What happens the first time you try a new selling or management technique? It’s usually uncomfortable and doesn’t go as smoothly as it did in the class/coaching session or how you imagined it would go. Often you come away feeling bad. There are physiological reasons for this discomfort and awkwardness.
When you see or hear something new, your brain goes through a conscious process of evaluating whether that new behavior has any potential payoff, and you form an expectation of what might happen next. It’s the “self talk” we all do to weigh the pros and cons, and then comment (to ourselves) on how the new idea is like, or not like, something we already know about(whether good or bad). Most of this happens in the unconscious part of our mind.
At the same time, and at a much faster rate, our brain performs a self test to see how well this new idea would fit with all the pre-existing patterns in the unconscious part of our brain. If there is a conflict, we get an uncomfortable gut feeling or hear our inner voice say something like,”No way!” usually before we’ve completed the conscious evaluation. If the warning is loud enough, we usually say, “That might work for them,” or, “Maybe in another industry, but that’s not going to work for me,” and we drop the idea and move on.
If it’s only slightly uncomfortable, we might say, “I need to do better and this could work.” Then there is an opportunity for change. So what’s really going on in our head? To ensure survival, the brain primarily operates using unconscious information. Rather than evaluate every interaction with the world as if it is a new event, the brain reacts efficiently and reliably to most events. The brain reacts through neural pathways called basal ganglia. These networks grow every time we use them. The brain acts efficiently by following the pathways that are used most often.
Change happens when we make a decision to leave our comfort zone (the comfortable and most used pathways in our brain) and consciously take (make) a new path. High performing sales professionals regularly learn a new idea, try it, feel uncomfortable, but carry it through with a conscious decision rather than follow their unconscious promptings.

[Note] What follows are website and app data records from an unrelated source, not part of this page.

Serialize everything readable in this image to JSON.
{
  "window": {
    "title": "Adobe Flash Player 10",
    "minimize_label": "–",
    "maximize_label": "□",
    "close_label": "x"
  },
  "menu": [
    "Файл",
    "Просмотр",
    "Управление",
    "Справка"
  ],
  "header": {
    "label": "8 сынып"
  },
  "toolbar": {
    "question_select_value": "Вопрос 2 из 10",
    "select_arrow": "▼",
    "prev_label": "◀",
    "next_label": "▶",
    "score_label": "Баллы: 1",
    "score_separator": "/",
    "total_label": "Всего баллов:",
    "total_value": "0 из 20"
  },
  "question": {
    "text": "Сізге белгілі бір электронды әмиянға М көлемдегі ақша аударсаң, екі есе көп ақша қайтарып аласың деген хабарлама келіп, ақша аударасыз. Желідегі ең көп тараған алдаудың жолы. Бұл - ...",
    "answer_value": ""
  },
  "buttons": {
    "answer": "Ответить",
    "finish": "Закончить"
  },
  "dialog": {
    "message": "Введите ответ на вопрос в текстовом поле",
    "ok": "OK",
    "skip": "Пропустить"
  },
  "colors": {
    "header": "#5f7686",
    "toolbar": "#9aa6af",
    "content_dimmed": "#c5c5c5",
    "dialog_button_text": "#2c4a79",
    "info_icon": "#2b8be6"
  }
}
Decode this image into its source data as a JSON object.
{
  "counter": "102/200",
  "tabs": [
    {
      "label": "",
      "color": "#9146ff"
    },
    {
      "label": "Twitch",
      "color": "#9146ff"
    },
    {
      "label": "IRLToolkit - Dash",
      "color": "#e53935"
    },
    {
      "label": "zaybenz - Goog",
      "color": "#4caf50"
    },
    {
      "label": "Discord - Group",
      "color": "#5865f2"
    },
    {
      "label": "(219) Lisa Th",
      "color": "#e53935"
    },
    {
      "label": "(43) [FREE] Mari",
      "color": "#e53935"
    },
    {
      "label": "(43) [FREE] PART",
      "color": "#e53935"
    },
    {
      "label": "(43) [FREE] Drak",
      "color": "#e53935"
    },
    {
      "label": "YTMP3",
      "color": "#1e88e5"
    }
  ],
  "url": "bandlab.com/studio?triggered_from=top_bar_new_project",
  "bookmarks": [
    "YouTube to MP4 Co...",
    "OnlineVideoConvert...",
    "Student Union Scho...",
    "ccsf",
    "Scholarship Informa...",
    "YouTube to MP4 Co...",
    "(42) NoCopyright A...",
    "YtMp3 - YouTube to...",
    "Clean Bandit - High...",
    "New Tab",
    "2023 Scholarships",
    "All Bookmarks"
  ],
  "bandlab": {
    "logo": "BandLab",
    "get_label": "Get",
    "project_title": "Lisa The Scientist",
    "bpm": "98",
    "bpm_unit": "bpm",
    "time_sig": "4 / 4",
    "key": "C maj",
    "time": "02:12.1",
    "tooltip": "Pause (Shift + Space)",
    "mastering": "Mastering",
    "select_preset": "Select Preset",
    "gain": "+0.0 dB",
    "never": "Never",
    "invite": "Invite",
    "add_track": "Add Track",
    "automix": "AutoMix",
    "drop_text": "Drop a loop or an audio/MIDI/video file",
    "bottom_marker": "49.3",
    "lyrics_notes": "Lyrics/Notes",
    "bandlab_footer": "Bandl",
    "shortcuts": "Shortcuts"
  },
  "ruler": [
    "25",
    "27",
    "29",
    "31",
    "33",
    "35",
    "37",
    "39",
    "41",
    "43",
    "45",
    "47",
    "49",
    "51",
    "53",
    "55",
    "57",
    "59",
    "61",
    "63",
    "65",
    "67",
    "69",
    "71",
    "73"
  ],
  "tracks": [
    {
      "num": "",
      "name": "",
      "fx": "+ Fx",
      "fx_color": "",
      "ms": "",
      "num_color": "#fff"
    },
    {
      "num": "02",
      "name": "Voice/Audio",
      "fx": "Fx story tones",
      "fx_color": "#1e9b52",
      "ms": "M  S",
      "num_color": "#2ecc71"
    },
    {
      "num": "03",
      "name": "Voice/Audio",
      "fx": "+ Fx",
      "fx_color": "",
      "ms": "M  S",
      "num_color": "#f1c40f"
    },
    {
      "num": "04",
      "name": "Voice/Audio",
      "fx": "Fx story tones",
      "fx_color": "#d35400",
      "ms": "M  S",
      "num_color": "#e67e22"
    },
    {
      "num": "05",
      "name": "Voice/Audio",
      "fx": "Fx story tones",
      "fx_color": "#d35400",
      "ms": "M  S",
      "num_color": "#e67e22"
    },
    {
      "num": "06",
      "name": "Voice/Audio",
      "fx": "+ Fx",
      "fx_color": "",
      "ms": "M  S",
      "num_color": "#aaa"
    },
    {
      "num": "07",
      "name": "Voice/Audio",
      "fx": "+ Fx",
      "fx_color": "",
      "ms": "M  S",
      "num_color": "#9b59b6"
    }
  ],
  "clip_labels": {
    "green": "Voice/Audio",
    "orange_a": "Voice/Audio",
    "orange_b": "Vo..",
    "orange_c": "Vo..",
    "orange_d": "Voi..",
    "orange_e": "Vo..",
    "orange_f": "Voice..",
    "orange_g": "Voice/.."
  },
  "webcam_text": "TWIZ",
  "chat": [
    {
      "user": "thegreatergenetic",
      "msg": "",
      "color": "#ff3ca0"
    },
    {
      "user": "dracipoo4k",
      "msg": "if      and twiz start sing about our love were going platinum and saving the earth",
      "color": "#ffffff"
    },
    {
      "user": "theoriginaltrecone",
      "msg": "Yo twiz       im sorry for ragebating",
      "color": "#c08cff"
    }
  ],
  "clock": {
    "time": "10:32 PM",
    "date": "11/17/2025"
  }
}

Sales pros often tell us about a special moment when they did something on a sales call that felt risky, even dangerous. Usually this happens when they consciously decide that if they want different results, they will have to try different (and sometimes uncomfortable behaviors).These aren’t instant miracles. These are the first steps in a path to change the neural pathways in the brain.